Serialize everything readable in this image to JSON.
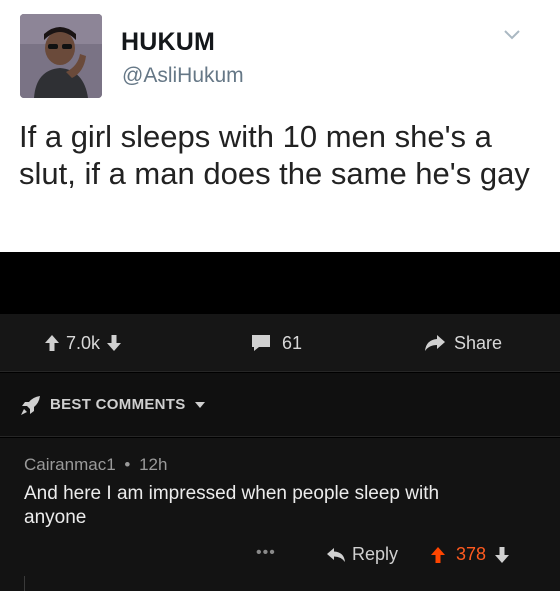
{
  "tweet": {
    "display_name": "HUKUM",
    "handle": "@AsliHukum",
    "text": "If a girl sleeps with 10 men she's a slut, if a man does the same he's gay",
    "avatar_icon": "profile-photo",
    "menu_icon": "chevron-down-icon"
  },
  "post_actions": {
    "score": "7.0k",
    "comments": "61",
    "share_label": "Share"
  },
  "sort": {
    "label": "BEST COMMENTS",
    "icon": "rocket-icon"
  },
  "comment": {
    "author": "Cairanmac1",
    "separator": "•",
    "age": "12h",
    "body": "And here I am impressed when people sleep with anyone",
    "more_label": "•••",
    "reply_label": "Reply",
    "score": "378"
  },
  "colors": {
    "upvote": "#ff4500",
    "tweet_bg": "#ffffff",
    "app_bg": "#161616"
  }
}
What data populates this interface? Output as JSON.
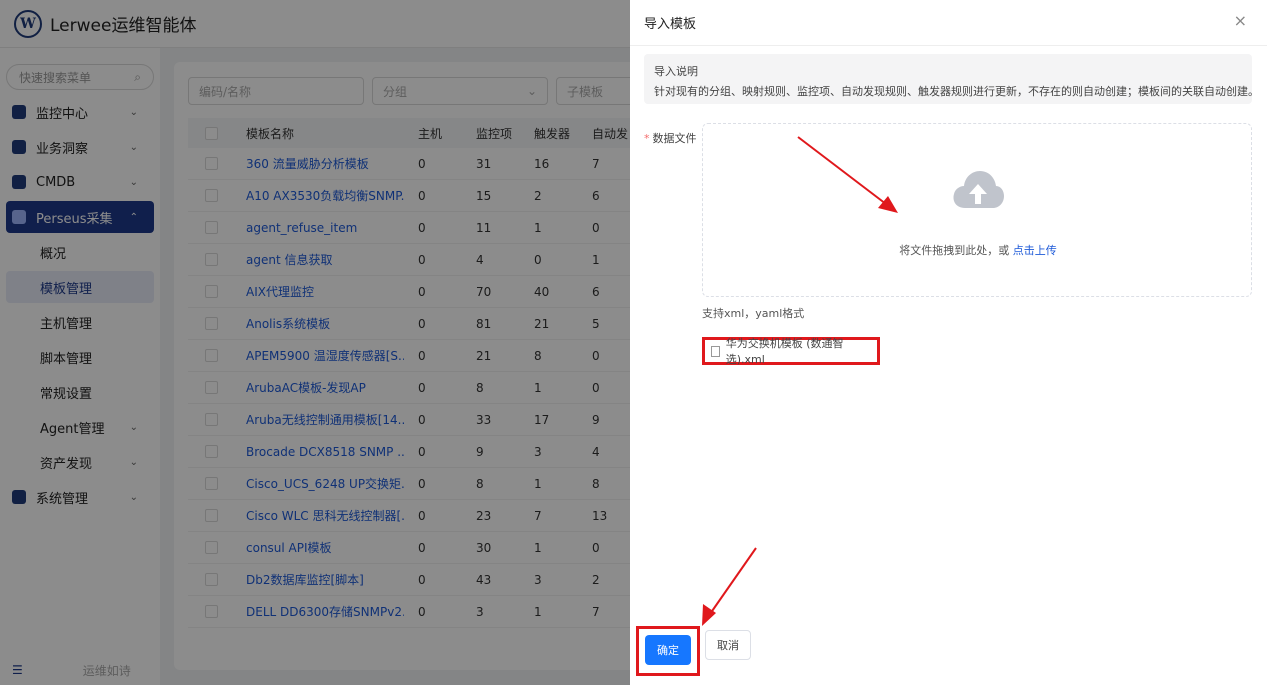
{
  "app": {
    "logo_letter": "W",
    "brand": "Lerwee运维智能体"
  },
  "sidebar": {
    "search_placeholder": "快速搜索菜单",
    "items": [
      {
        "label": "监控中心",
        "icon": "monitor-icon",
        "expandable": true
      },
      {
        "label": "业务洞察",
        "icon": "insight-icon",
        "expandable": true
      },
      {
        "label": "CMDB",
        "icon": "cmdb-icon",
        "expandable": true
      },
      {
        "label": "Perseus采集",
        "icon": "perseus-icon",
        "expandable": true,
        "active": true
      }
    ],
    "subitems": [
      {
        "label": "概况"
      },
      {
        "label": "模板管理",
        "selected": true
      },
      {
        "label": "主机管理"
      },
      {
        "label": "脚本管理"
      },
      {
        "label": "常规设置"
      },
      {
        "label": "Agent管理",
        "expandable": true
      },
      {
        "label": "资产发现",
        "expandable": true
      }
    ],
    "system": {
      "label": "系统管理",
      "icon": "gear-icon"
    },
    "footer_slogan": "运维如诗"
  },
  "filters": {
    "code_name_placeholder": "编码/名称",
    "group_placeholder": "分组",
    "subtemplate_placeholder": "子模板"
  },
  "table": {
    "headers": [
      "模板名称",
      "主机",
      "监控项",
      "触发器",
      "自动发"
    ],
    "rows": [
      [
        "360 流量威胁分析模板",
        "0",
        "31",
        "16",
        "7"
      ],
      [
        "A10 AX3530负载均衡SNMP...",
        "0",
        "15",
        "2",
        "6"
      ],
      [
        "agent_refuse_item",
        "0",
        "11",
        "1",
        "0"
      ],
      [
        "agent 信息获取",
        "0",
        "4",
        "0",
        "1"
      ],
      [
        "AIX代理监控",
        "0",
        "70",
        "40",
        "6"
      ],
      [
        "Anolis系统模板",
        "0",
        "81",
        "21",
        "5"
      ],
      [
        "APEM5900 温湿度传感器[S...",
        "0",
        "21",
        "8",
        "0"
      ],
      [
        "ArubaAC模板-发现AP",
        "0",
        "8",
        "1",
        "0"
      ],
      [
        "Aruba无线控制通用模板[14...",
        "0",
        "33",
        "17",
        "9"
      ],
      [
        "Brocade DCX8518 SNMP ...",
        "0",
        "9",
        "3",
        "4"
      ],
      [
        "Cisco_UCS_6248 UP交换矩...",
        "0",
        "8",
        "1",
        "8"
      ],
      [
        "Cisco WLC 思科无线控制器[...",
        "0",
        "23",
        "7",
        "13"
      ],
      [
        "consul API模板",
        "0",
        "30",
        "1",
        "0"
      ],
      [
        "Db2数据库监控[脚本]",
        "0",
        "43",
        "3",
        "2"
      ],
      [
        "DELL DD6300存储SNMPv2...",
        "0",
        "3",
        "1",
        "7"
      ]
    ]
  },
  "drawer": {
    "title": "导入模板",
    "notice_title": "导入说明",
    "notice_text": "针对现有的分组、映射规则、监控项、自动发现规则、触发器规则进行更新，不存在的则自动创建；模板间的关联自动创建。",
    "field_label": "数据文件",
    "required_mark": "*",
    "upload_text": "将文件拖拽到此处，或",
    "upload_link": "点击上传",
    "tip": "支持xml，yaml格式",
    "file_name": "华为交换机模板 (数通智选).xml",
    "confirm_label": "确定",
    "cancel_label": "取消",
    "close_symbol": "×"
  },
  "colors": {
    "primary": "#1677ff",
    "nav_active": "#1e3a8a",
    "annotation": "#e0181c",
    "link": "#1e5ad8"
  }
}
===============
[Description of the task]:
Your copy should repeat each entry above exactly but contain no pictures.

[The completed task]:
Serialize everything readable in this image to JSON.
{
  "tweet": {
    "display_name": "HUKUM",
    "handle": "@AsliHukum",
    "text": "If a girl sleeps with 10 men she's a slut, if a man does the same he's gay",
    "avatar_icon": "profile-photo",
    "menu_icon": "chevron-down-icon"
  },
  "post_actions": {
    "score": "7.0k",
    "comments": "61",
    "share_label": "Share"
  },
  "sort": {
    "label": "BEST COMMENTS",
    "icon": "rocket-icon"
  },
  "comment": {
    "author": "Cairanmac1",
    "separator": "•",
    "age": "12h",
    "body": "And here I am impressed when people sleep with anyone",
    "more_label": "•••",
    "reply_label": "Reply",
    "score": "378"
  },
  "colors": {
    "upvote": "#ff4500",
    "tweet_bg": "#ffffff",
    "app_bg": "#161616"
  }
}
What data populates this interface? Output as JSON.
{
  "app": {
    "logo_letter": "W",
    "brand": "Lerwee运维智能体"
  },
  "sidebar": {
    "search_placeholder": "快速搜索菜单",
    "items": [
      {
        "label": "监控中心",
        "icon": "monitor-icon",
        "expandable": true
      },
      {
        "label": "业务洞察",
        "icon": "insight-icon",
        "expandable": true
      },
      {
        "label": "CMDB",
        "icon": "cmdb-icon",
        "expandable": true
      },
      {
        "label": "Perseus采集",
        "icon": "perseus-icon",
        "expandable": true,
        "active": true
      }
    ],
    "subitems": [
      {
        "label": "概况"
      },
      {
        "label": "模板管理",
        "selected": true
      },
      {
        "label": "主机管理"
      },
      {
        "label": "脚本管理"
      },
      {
        "label": "常规设置"
      },
      {
        "label": "Agent管理",
        "expandable": true
      },
      {
        "label": "资产发现",
        "expandable": true
      }
    ],
    "system": {
      "label": "系统管理",
      "icon": "gear-icon"
    },
    "footer_slogan": "运维如诗"
  },
  "filters": {
    "code_name_placeholder": "编码/名称",
    "group_placeholder": "分组",
    "subtemplate_placeholder": "子模板"
  },
  "table": {
    "headers": [
      "模板名称",
      "主机",
      "监控项",
      "触发器",
      "自动发"
    ],
    "rows": [
      [
        "360 流量威胁分析模板",
        "0",
        "31",
        "16",
        "7"
      ],
      [
        "A10 AX3530负载均衡SNMP...",
        "0",
        "15",
        "2",
        "6"
      ],
      [
        "agent_refuse_item",
        "0",
        "11",
        "1",
        "0"
      ],
      [
        "agent 信息获取",
        "0",
        "4",
        "0",
        "1"
      ],
      [
        "AIX代理监控",
        "0",
        "70",
        "40",
        "6"
      ],
      [
        "Anolis系统模板",
        "0",
        "81",
        "21",
        "5"
      ],
      [
        "APEM5900 温湿度传感器[S...",
        "0",
        "21",
        "8",
        "0"
      ],
      [
        "ArubaAC模板-发现AP",
        "0",
        "8",
        "1",
        "0"
      ],
      [
        "Aruba无线控制通用模板[14...",
        "0",
        "33",
        "17",
        "9"
      ],
      [
        "Brocade DCX8518 SNMP ...",
        "0",
        "9",
        "3",
        "4"
      ],
      [
        "Cisco_UCS_6248 UP交换矩...",
        "0",
        "8",
        "1",
        "8"
      ],
      [
        "Cisco WLC 思科无线控制器[...",
        "0",
        "23",
        "7",
        "13"
      ],
      [
        "consul API模板",
        "0",
        "30",
        "1",
        "0"
      ],
      [
        "Db2数据库监控[脚本]",
        "0",
        "43",
        "3",
        "2"
      ],
      [
        "DELL DD6300存储SNMPv2...",
        "0",
        "3",
        "1",
        "7"
      ]
    ]
  },
  "drawer": {
    "title": "导入模板",
    "notice_title": "导入说明",
    "notice_text": "针对现有的分组、映射规则、监控项、自动发现规则、触发器规则进行更新，不存在的则自动创建；模板间的关联自动创建。",
    "field_label": "数据文件",
    "required_mark": "*",
    "upload_text": "将文件拖拽到此处，或",
    "upload_link": "点击上传",
    "tip": "支持xml，yaml格式",
    "file_name": "华为交换机模板 (数通智选).xml",
    "confirm_label": "确定",
    "cancel_label": "取消",
    "close_symbol": "×"
  },
  "colors": {
    "primary": "#1677ff",
    "nav_active": "#1e3a8a",
    "annotation": "#e0181c",
    "link": "#1e5ad8"
  }
}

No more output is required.